Washington-area residents who are still collecting themselves after a 5.8-magnitude earthquake are bracing for the arrival of Hurricane Irene tonight and into tomorrow as they stock up on food and water and prepare for extended power outages.
The hurricane, a Category 1 storm with 85-mile-an-hour winds, will be the second blow to the U.S. capital in the past week. The earthquake, centered in neighboring Virginia rattled the region on Aug. 23, damaged tourist destinations such as the Washington Monument and the Washington National Cathedral.
“We have just had an earthquake and now we have to prepare for the storm,” Merni Fitzgerald, a spokeswoman for Fairfax County in Northern Virginia, who heads the regional response group said. “But we’ve had storms before and people know where the low-lying areas are and what to do.”
Emergency Operations Centers staffed by local authorities are open around the national capital region to coordinate safety and response information, according to Fitzgerald. Fitzgerald said heavy winds and rain were expected to be strongest between 8 p.m. today and 2 a.m. Sunday.
The National Weather Service issued a flash-flood warning for the Washington area.
North Carolina Landfall
Irene made landfall on the North Carolina coast this morning and is projected to move near or over the mid-Atlantic coast before reaching southern New England tomorrow, according to the U.S. National Hurricane Center.
“We got lots of food for the kids,” said Heather Bruskin, 33, a mother of two who lives in Kensington, Maryland, a suburb of Washington. “Then we just charged everything. We have Pepco, so we’ll probably lose power.”
Pepco, a unit of Pepco Holdings Inc., serves 778,000 customers in Washington and Maryland. In February, U.S. Senator Barbara Mikulski, a Maryland Democrat, asked federal regulators to investigate Pepco for possible failure to comply with national standards for electric reliability before the winter storms.
A late January snowstorm knocked out power for more than 200,000 customers. The Maryland Public Service Commission last year began investigating reliability issues at Pepco.
“Restoring power in the wake of Hurricane Irene will be an all-hands event for Pepco,” Thomas H. Graham, region president for the Washington-based company, said in a statement. The utility is preparing for widespread power failures that could last for days, according to a message posted on its website. As of 8 p.m., about 22,000 Pepco customers were without power, the company website said.
District of Columbia Mayor Vincent Gray declared a state of emergency for the city and ordered homeless shelters to stay open until the storm was over.
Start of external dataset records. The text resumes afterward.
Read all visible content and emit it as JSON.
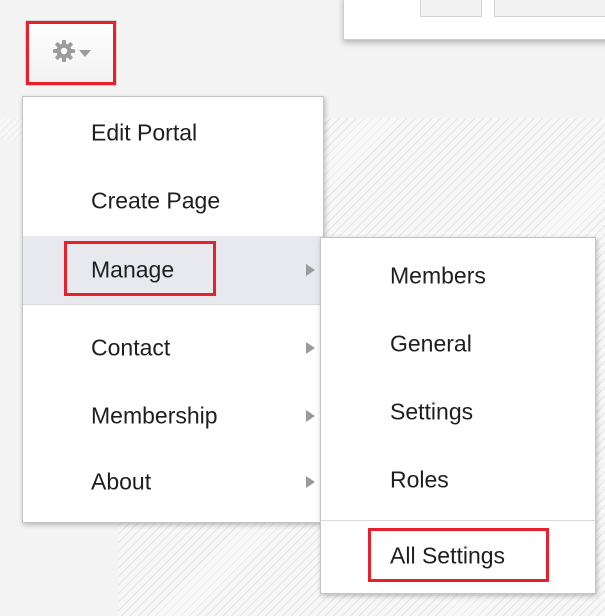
{
  "toolbar": {
    "settings_icon": "gear-icon",
    "dropdown_icon": "chevron-down-icon"
  },
  "main_menu": {
    "items": [
      {
        "label": "Edit Portal",
        "has_submenu": false
      },
      {
        "label": "Create Page",
        "has_submenu": false
      },
      {
        "label": "Manage",
        "has_submenu": true,
        "active": true,
        "highlighted": true
      },
      {
        "label": "Contact",
        "has_submenu": true
      },
      {
        "label": "Membership",
        "has_submenu": true
      },
      {
        "label": "About",
        "has_submenu": true
      }
    ]
  },
  "manage_submenu": {
    "items": [
      {
        "label": "Members"
      },
      {
        "label": "General"
      },
      {
        "label": "Settings"
      },
      {
        "label": "Roles"
      },
      {
        "label": "All Settings",
        "highlighted": true
      }
    ]
  },
  "colors": {
    "highlight": "#e8202a",
    "active_row": "#e7e9ef",
    "menu_bg": "#ffffff"
  }
}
Virginia Governor Bob McDonnell told CNN in an afternoon interview that two people, one a young boy, had been killed in his state by falling trees.
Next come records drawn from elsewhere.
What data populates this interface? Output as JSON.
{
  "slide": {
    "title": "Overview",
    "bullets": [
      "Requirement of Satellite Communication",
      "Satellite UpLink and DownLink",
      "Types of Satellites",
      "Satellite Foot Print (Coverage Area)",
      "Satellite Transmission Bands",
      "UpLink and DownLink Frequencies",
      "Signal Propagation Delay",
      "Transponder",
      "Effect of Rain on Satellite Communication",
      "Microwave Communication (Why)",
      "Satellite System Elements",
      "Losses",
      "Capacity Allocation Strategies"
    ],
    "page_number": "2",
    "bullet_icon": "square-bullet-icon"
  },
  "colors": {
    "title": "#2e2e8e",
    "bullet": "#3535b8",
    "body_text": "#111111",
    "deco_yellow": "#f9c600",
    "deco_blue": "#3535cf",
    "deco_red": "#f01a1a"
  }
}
The District of Columbia distributed about 5,000 sandbags at RFK Stadium to residents yesterday until they were gone, according to the city’s website. The city handed out about 6,000 more today before shutting down distribution at 3 p.m. after they ran out of sandbags.
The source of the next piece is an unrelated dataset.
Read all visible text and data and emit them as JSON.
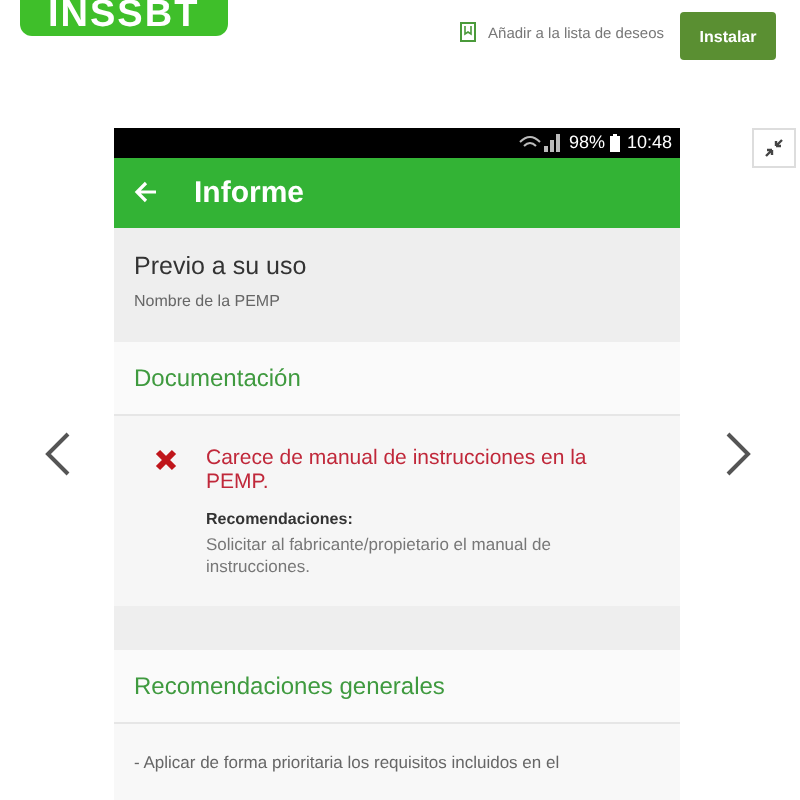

Sandbags in Alexandria
Alexandria, Virginia, about 7 miles southeast of Washington, said it distributed more than 10,000 sandbags in preparation for Irene’s arrival before running out, the city government said in an e-mailed statement. The city’s low elevation and proximity to the Potomac River makes it susceptible to flooding from heavy rains, hurricanes or quick snow melts.
Metro, the Washington area’s transit system, is staying open and planned to maintain a regular weekend schedule, according to its website.
Organizers postponed a planned weekend dedication of the Martin Luther King Jr. Memorial on the National Mall, a tribute to the civil rights leader on the 48th anniversary of his “I Have a Dream” speech.
The hurricane may cause 5 inches to 15 inches of rain, a storm surge of 4 feet to 8 feet and hurricane-force winds along the East Coast up to New England, U.S. emergency officials said at a news conference today in Washington.
Bay Bridge Closed
The Bay Bridge over the Chesapeake Bay to Maryland’s Eastern Shore was closed after wind gusts reached 80 miles per hour, Washington-area WTOP radio reported.
Amy Oates and her family had to evacuate their house near the coastal town of Ocean City, Maryland.
The 39-year-old mother of two said she and her husband are most concerned about their house and the high level of rainfall forecast. “We’re expecting it to be flooded,” she said. “We removed everything from the floor.”
Waleska Garcia, who was in New Orleans when Hurricane Katrina hit in 2005, said, “I’m not too worried about it because we’re not too close to the coast.”
The 30-year-old mother who lives in Washington’s Dupont Circle neighborhood, said she didn’t do much beyond buying extra food and batteries for her second-floor apartment.
“It’s best just to have a little hurricane party, and that’s what we’re going to do,” Garcia said. “I’m making a tropical storm cocktail.”